ADAM IRONS felt his council just wasn’t listening when he asked for new technology for the hard of hearing to be installed at his favourite sports centre.
The retired electrical foreman is partially deaf and has to wear two hearing aids.
The grandfather of six has been happily using the swimming pool and gym at Blantyre Leisure Centre for many years. But he ran into a problem when he signed up for weekly yoga classes after the New Year.
“Because of my hearing aids, when I was lying on the floor I couldn’t hear a thing that the instructor was saying,” he said. “It meant that me and a few other folk with hearing aids had to keep watching what the other people were doing to even get an idea of what was going on.
“It was embarrassing.”
In frustration, Adam asked the leisure centre management to have new hearing loop technology installed.
Hearing loops amplify the sound of speech over background noise to make conversations easier to hear.
The person using the hearing aid or cochlear implant just flips a switch to access the wireless audio stream.
They are helpful in places such as cinemas, churches, medical centres and big public meetings.
Adam, 70, from Blantyre, got nowhere with his request at the sports centre so he waged a one-man campaign with South Lanarkshire Council to have the loops installed.
He bombarded council bosses with emails and phone calls over several months. But he heard nothing much back and felt he was being pushed from pillar to post.
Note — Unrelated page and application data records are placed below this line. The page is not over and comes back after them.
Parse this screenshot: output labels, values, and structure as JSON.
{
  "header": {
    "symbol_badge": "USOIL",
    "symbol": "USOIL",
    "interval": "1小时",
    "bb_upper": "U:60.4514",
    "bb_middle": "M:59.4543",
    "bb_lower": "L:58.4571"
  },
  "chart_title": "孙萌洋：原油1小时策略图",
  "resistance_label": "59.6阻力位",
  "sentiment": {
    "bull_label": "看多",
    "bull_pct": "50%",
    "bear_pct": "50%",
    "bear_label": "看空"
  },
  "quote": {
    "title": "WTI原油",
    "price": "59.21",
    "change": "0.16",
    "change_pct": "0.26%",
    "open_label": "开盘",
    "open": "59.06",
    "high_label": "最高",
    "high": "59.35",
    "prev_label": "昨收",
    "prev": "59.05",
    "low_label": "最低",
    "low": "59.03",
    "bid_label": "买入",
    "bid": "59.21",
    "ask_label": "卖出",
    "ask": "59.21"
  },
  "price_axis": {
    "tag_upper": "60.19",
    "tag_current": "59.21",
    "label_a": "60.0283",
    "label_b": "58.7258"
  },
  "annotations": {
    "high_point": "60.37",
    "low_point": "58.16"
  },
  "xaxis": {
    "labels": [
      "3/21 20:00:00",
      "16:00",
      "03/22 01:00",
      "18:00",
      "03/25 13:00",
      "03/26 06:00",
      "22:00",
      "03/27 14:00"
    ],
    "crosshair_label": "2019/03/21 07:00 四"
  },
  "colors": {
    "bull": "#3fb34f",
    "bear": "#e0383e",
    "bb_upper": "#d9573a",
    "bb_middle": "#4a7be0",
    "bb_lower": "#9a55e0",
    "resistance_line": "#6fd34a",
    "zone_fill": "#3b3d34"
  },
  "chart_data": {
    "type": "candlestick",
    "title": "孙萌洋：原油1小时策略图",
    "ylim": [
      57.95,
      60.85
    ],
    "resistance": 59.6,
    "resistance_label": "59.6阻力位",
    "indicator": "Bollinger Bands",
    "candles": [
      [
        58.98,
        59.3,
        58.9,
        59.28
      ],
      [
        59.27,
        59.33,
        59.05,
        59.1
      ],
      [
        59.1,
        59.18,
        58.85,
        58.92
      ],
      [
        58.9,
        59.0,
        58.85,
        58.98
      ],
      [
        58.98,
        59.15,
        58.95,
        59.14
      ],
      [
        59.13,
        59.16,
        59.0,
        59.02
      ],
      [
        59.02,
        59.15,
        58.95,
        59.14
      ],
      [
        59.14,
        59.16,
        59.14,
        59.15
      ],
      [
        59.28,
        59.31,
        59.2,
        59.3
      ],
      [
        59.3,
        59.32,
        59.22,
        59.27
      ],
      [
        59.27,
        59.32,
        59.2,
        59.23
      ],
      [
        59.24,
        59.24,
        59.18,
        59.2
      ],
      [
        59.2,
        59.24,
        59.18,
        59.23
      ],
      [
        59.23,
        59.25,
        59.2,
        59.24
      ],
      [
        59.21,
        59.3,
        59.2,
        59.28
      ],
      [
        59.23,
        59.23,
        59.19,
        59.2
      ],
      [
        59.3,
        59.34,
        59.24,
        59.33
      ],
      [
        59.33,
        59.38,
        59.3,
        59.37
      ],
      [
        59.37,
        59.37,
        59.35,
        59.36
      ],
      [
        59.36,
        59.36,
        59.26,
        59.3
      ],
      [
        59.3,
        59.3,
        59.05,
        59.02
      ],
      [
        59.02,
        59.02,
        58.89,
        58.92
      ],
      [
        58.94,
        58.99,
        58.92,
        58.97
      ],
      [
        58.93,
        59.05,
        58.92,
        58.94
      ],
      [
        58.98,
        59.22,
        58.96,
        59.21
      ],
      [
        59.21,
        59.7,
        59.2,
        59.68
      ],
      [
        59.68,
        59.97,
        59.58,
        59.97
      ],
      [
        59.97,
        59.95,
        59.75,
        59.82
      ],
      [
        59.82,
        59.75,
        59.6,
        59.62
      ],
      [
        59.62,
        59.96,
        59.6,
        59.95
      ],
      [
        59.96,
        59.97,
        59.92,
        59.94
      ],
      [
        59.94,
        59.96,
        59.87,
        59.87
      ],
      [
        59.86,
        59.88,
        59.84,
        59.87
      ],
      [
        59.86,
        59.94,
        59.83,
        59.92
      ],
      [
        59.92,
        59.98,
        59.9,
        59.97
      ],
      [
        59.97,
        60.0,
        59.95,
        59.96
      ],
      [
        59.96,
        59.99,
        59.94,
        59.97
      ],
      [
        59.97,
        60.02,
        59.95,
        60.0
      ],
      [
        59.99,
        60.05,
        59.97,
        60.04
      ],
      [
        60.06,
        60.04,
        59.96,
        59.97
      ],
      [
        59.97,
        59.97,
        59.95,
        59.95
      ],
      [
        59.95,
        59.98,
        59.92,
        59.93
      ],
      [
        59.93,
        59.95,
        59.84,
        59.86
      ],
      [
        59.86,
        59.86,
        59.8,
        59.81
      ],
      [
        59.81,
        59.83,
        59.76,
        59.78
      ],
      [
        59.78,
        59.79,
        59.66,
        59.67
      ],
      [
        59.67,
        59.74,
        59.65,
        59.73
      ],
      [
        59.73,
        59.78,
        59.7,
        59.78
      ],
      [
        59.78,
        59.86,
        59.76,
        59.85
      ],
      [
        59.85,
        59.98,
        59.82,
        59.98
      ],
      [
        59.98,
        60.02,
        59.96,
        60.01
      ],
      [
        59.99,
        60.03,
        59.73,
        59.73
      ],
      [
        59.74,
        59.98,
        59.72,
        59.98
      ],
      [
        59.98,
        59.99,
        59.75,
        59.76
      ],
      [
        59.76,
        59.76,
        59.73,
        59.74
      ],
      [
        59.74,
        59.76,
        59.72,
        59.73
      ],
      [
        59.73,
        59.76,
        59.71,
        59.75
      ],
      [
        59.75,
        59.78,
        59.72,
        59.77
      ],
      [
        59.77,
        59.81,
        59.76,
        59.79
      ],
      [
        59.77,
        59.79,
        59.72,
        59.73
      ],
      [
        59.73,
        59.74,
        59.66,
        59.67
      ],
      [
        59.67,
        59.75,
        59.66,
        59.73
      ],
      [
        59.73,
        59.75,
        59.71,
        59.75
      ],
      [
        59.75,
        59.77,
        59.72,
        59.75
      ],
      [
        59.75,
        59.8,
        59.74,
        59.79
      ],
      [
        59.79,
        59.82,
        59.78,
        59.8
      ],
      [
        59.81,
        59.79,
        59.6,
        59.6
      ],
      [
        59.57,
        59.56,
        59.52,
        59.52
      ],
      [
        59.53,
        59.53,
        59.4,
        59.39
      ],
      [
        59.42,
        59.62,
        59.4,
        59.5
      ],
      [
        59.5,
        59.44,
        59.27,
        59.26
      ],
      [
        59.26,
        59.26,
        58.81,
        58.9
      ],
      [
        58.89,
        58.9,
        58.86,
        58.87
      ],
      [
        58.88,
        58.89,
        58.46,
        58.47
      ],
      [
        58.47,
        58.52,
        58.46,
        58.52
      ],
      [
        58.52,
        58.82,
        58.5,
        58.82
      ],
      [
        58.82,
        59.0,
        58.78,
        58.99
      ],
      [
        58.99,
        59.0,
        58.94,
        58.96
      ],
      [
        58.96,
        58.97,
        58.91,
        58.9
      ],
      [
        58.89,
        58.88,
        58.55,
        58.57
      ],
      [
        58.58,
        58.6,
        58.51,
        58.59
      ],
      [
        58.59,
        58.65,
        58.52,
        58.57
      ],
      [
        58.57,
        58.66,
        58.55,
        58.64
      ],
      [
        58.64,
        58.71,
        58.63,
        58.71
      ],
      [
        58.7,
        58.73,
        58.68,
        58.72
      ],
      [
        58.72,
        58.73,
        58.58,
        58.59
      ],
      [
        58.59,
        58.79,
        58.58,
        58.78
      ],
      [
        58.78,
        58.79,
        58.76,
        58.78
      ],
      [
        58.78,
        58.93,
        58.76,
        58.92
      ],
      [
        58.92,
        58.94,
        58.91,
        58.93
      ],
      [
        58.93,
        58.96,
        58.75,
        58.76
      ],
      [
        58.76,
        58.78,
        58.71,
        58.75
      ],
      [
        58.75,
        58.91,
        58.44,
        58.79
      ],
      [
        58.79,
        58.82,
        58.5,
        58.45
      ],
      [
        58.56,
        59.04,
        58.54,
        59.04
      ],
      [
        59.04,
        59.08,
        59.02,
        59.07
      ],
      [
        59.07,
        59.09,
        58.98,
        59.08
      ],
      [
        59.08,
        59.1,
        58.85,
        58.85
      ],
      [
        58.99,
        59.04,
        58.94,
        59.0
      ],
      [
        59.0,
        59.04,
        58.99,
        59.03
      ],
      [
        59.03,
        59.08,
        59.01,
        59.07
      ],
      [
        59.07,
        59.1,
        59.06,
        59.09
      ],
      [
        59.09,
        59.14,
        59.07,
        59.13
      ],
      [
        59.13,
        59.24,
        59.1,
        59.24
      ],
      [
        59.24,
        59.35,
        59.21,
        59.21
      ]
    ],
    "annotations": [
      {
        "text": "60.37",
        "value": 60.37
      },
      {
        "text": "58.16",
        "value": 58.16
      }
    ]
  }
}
Adam refused to give up, though, and he asked Raw Deal to take up his case.
The good news for Adam is that hearing loops have now been installed at the leisure centre and he and others with hearing difficulties will now be able to take part in activities like yoga more comfortably.
Gerry Campbell, general manager of South Lanarkshire Leisure and Culture, said: “Two hearing loops have now been installed at Blantyre Leisure Centre, one at the main reception and one in the fitness suite.
“This followed a request from a customer and we have informed them of the new systems in place.” Adam’s successful campaign came as a report highlighted the problems deaf people encountered when they tried to access vital services.
The majority of people surveyed by Action on Hearing Loss Scotland claimed they lacked access to essential pieces of equipment.
The charity asked nearly 600 deaf people across Scotland about their experiences with hearing loops.
Just one in five respondents said they were able to make use of the technology. Half the people surveyed said that, when they visited their GP, doctors and nurses tended to speak too quickly, which led to information being lost at appointments.
Adam thanked Raw Deal for helping to hurry his case along – and now he wants the technology to be implemented at facilities around the country.
“It is not just enough to have the loops installed but staff also need to be trained how to operate them properly,” he said.
“I have been at banks and schools which have loops installed but often they are useless as no one there knows how to work them properly.”
“A simple piece of technology like this makes life so much easier for the hard of hearing.”
Teri Devine, Action on Hearing Loss Scotland director, said: “We’re disappointed that only one in five of our survey respondents could say with certainty that there is a hearing loop in the reception areas of GP surgeries, health centres or hospitals as their availability can be essential for users to follow instructions and medical information.”